Small Business Administration chief Karen Mills has a few items left on her agenda before she steps down from her appointed post and President Obama’s cabinet — one of which is helping women-owned small businesses secure more federal contracts.
The SBA, in partnership with D.C.-based public policy organization Women Impacting Public Policy and American Express OPEN, the credit card company’s small business division, recently launched an initiative to boost female contractors in the federal space.
The program, called “ChallengeHER,” features a series of events and workshops nationwide, including upcoming sessions in Washington highlighting opportunities at the Department of Energy and the Department of Health and Human Services.
“When we came into this job more than four years ago, the women-owned small business world was languishing,” Mills said. “We want to make sure women-owned small businesses, which traditionally have not had the access and the networks [to be successful contractors], to be in the competition.”

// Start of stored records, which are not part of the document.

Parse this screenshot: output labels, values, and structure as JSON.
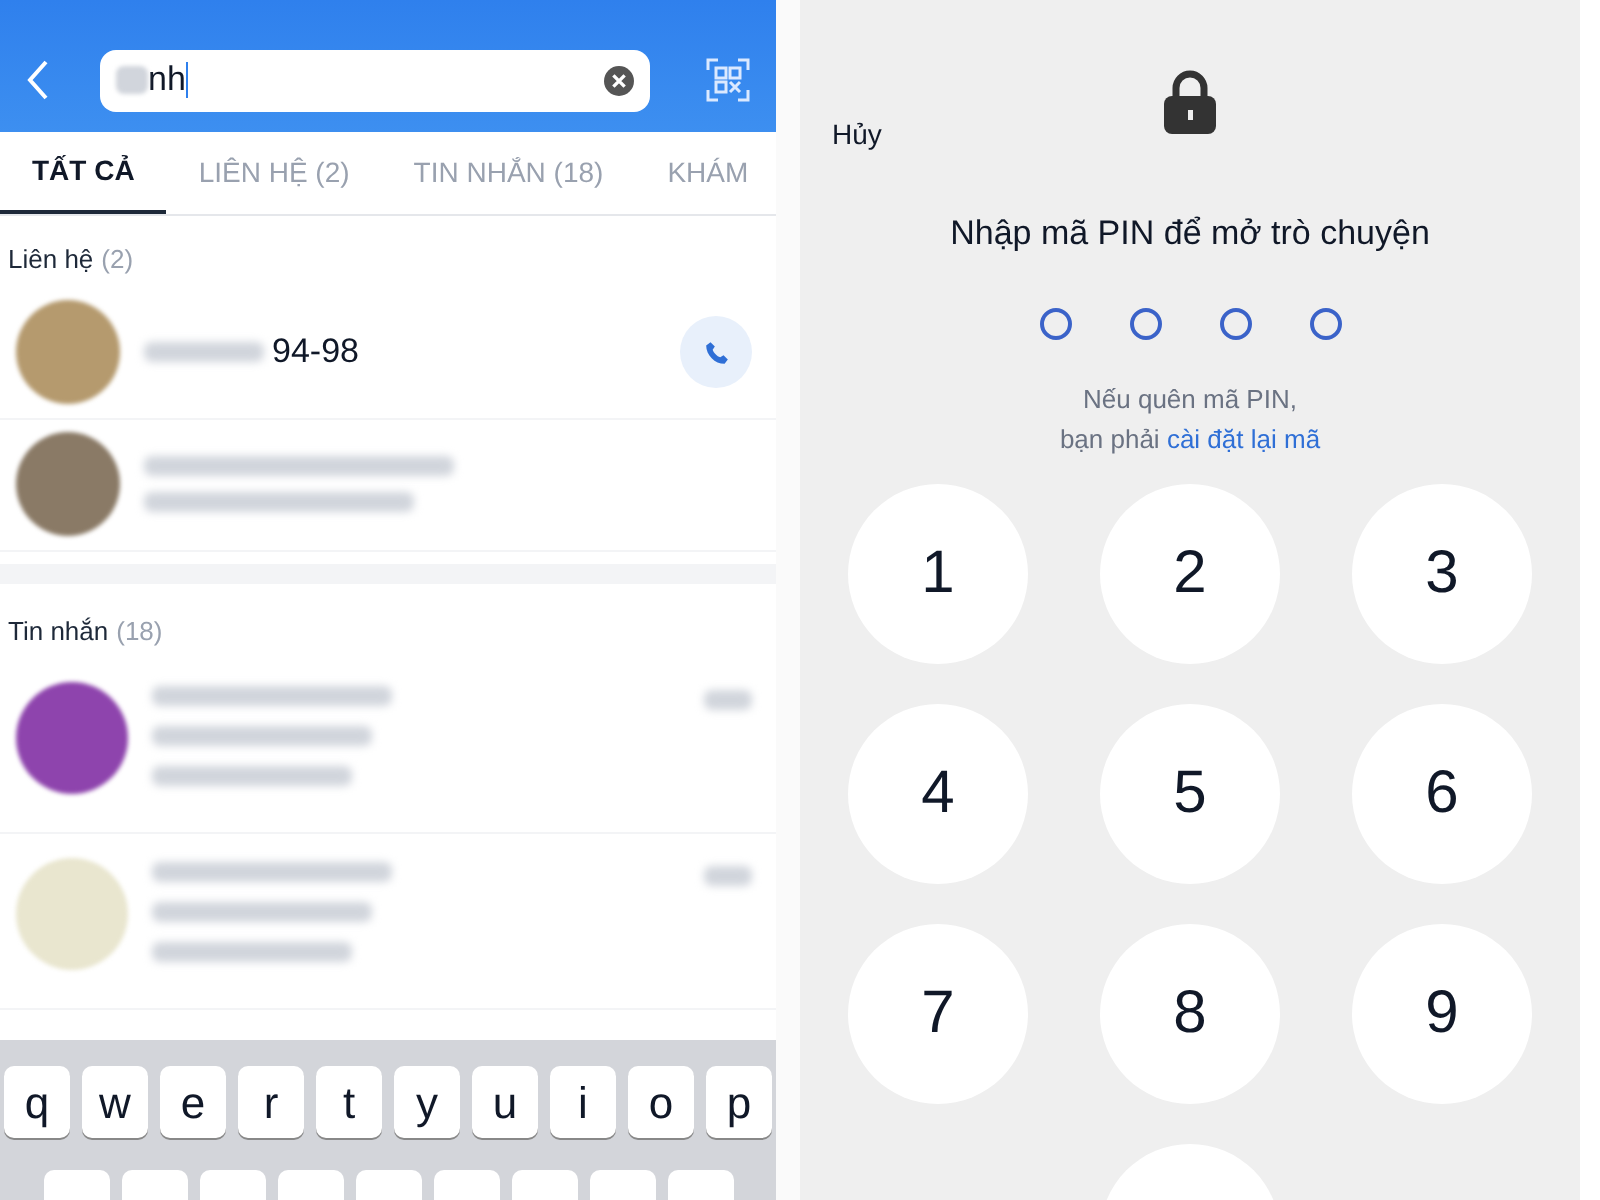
{
  "search": {
    "value": "nh"
  },
  "tabs": [
    {
      "label": "TẤT CẢ",
      "selected": true
    },
    {
      "label": "LIÊN HỆ (2)",
      "selected": false
    },
    {
      "label": "TIN NHẮN (18)",
      "selected": false
    },
    {
      "label": "KHÁM",
      "selected": false
    }
  ],
  "contacts": {
    "title": "Liên hệ",
    "count": "(2)",
    "items": [
      {
        "name": "94-98",
        "call": true,
        "color": "#b59a6e"
      },
      {
        "call": false,
        "color": "#8a7a66"
      }
    ]
  },
  "messages": {
    "title": "Tin nhắn",
    "count": "(18)",
    "items": [
      {
        "color": "#8e44ad"
      },
      {
        "color": "#e9e6cf"
      }
    ]
  },
  "keyboard": {
    "row_1": [
      "q",
      "w",
      "e",
      "r",
      "t",
      "y",
      "u",
      "i",
      "o",
      "p"
    ]
  },
  "pin": {
    "cancel": "Hủy",
    "title": "Nhập mã PIN để mở trò chuyện",
    "digits": [
      {
        "filled": false
      },
      {
        "filled": false
      },
      {
        "filled": false
      },
      {
        "filled": false
      }
    ],
    "hint": "Nếu quên mã PIN,",
    "hint_2": "bạn phải",
    "reset_link": "cài đặt lại mã",
    "keys": [
      "1",
      "2",
      "3",
      "4",
      "5",
      "6",
      "7",
      "8",
      "9"
    ]
  }
}
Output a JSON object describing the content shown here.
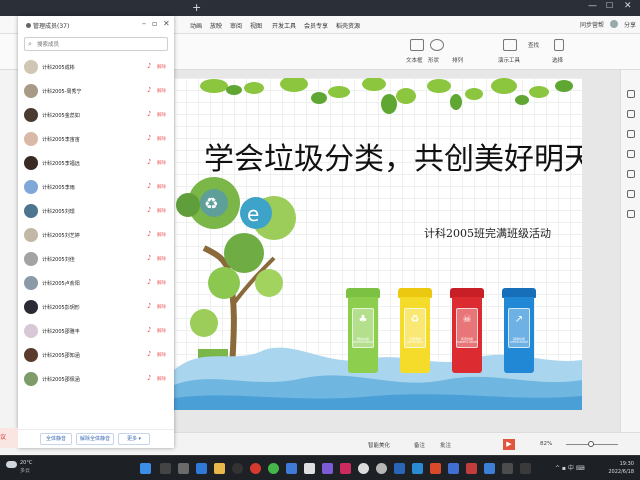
{
  "window": {
    "new_tab": "+",
    "min": "—",
    "max": "☐",
    "close": "✕"
  },
  "menubar": {
    "items": [
      "动画",
      "放映",
      "审阅",
      "视图",
      "开发工具",
      "会员专享",
      "稻壳资源"
    ],
    "share_label": "同步营帮",
    "user_label": "分享"
  },
  "ribbon": {
    "items": [
      "文本框",
      "形状",
      "排列",
      "演示工具",
      "查找",
      "选择"
    ]
  },
  "slide": {
    "title": "学会垃圾分类，共创美好明天",
    "subtitle": "计科2005班完满班级活动",
    "bins": [
      {
        "color": "#7cc142",
        "symbol": "♣",
        "label": "厨余垃圾",
        "label_en": "KITCHEN WASTE"
      },
      {
        "color": "#f2d417",
        "symbol": "♻",
        "label": "可回收物",
        "label_en": "RECYCLABLE"
      },
      {
        "color": "#d9232a",
        "symbol": "☠",
        "label": "有害垃圾",
        "label_en": "HARMFUL WASTE"
      },
      {
        "color": "#1c7fd0",
        "symbol": "↗",
        "label": "其他垃圾",
        "label_en": "OTHER WASTE"
      }
    ]
  },
  "statusbar": {
    "notes": "备注",
    "comments": "批注",
    "beautify": "智能美化",
    "zoom": "82%"
  },
  "member_panel": {
    "title": "管理成员(37)",
    "search_placeholder": "搜索成员",
    "members": [
      {
        "name": "计科2005成彬",
        "action": "解除"
      },
      {
        "name": "计科2005-周秀宁",
        "action": "解除"
      },
      {
        "name": "计科2005金蕊如",
        "action": "解除"
      },
      {
        "name": "计科2005李宙宙",
        "action": "解除"
      },
      {
        "name": "计科2005李福远",
        "action": "解除"
      },
      {
        "name": "计科2005李雨",
        "action": "解除"
      },
      {
        "name": "计科2005刘璟",
        "action": "解除"
      },
      {
        "name": "计科2005刘艺婷",
        "action": "解除"
      },
      {
        "name": "计科2005刘佳",
        "action": "解除"
      },
      {
        "name": "计科2005卢俞阳",
        "action": "解除"
      },
      {
        "name": "计科2005彭玥形",
        "action": "解除"
      },
      {
        "name": "计科2005邵雅丰",
        "action": "解除"
      },
      {
        "name": "计科2005邵知涵",
        "action": "解除"
      },
      {
        "name": "计科2005邵佩涵",
        "action": "解除"
      }
    ],
    "footer": {
      "mute_all": "全体静音",
      "unmute_all": "解除全体静音",
      "more": "更多 ▾"
    },
    "left_edge_text": "议"
  },
  "taskbar": {
    "temp": "20°C",
    "weather": "多云",
    "time": "19:30",
    "date": "2022/6/18"
  },
  "colors": {
    "accent": "#c0392b",
    "link_blue": "#3c6bb5",
    "muted_red": "#e55555"
  }
}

This initiative comes after the National Defense Authorization Act, signed into law in January 2013, removed caps on federal contracting for women-owned small businesses — previously, awards to women-owned small businesses couldn’t exceed $6.5 million for manufacturing contracts and $4 million for all others. In 2011, the SBA launched an effort to help federal agencies meet a national goal of awarding five percent of contracting dollars to women-owned small businesses, a goal that has not yet been met.
The latest initiative intends to connect women business owners to contracting opportunities and educate them about the procurement process — including filling out paperwork — as well as connect entrepreneurs to each other.
“When you have not as big a number of women in that space, you don’t have the networking and trade organizations and groups to belong to that really support the initiative. Putting them together is important,” said Barbara Kasoff, president and chief executive of WIPP.
Lisa Firestone, president and chief executive of Managed Care Advisors, a worker’s compensation and disability management specialist consulting firm in Bethesda, was at a launch event for the initiative. Eighty-five percent of Managed Care Advisors’ work comes from government contracts, but she said she sometimes finds it challenging to win them.
“The obvious challenge is the ability to compete with big integrators, Firestone said. Competitors “are often more established, and the biggest barrier for [federal clients] is risk,” meaning they can be uncomfortable steering work to firms that don’t have an extensive track record.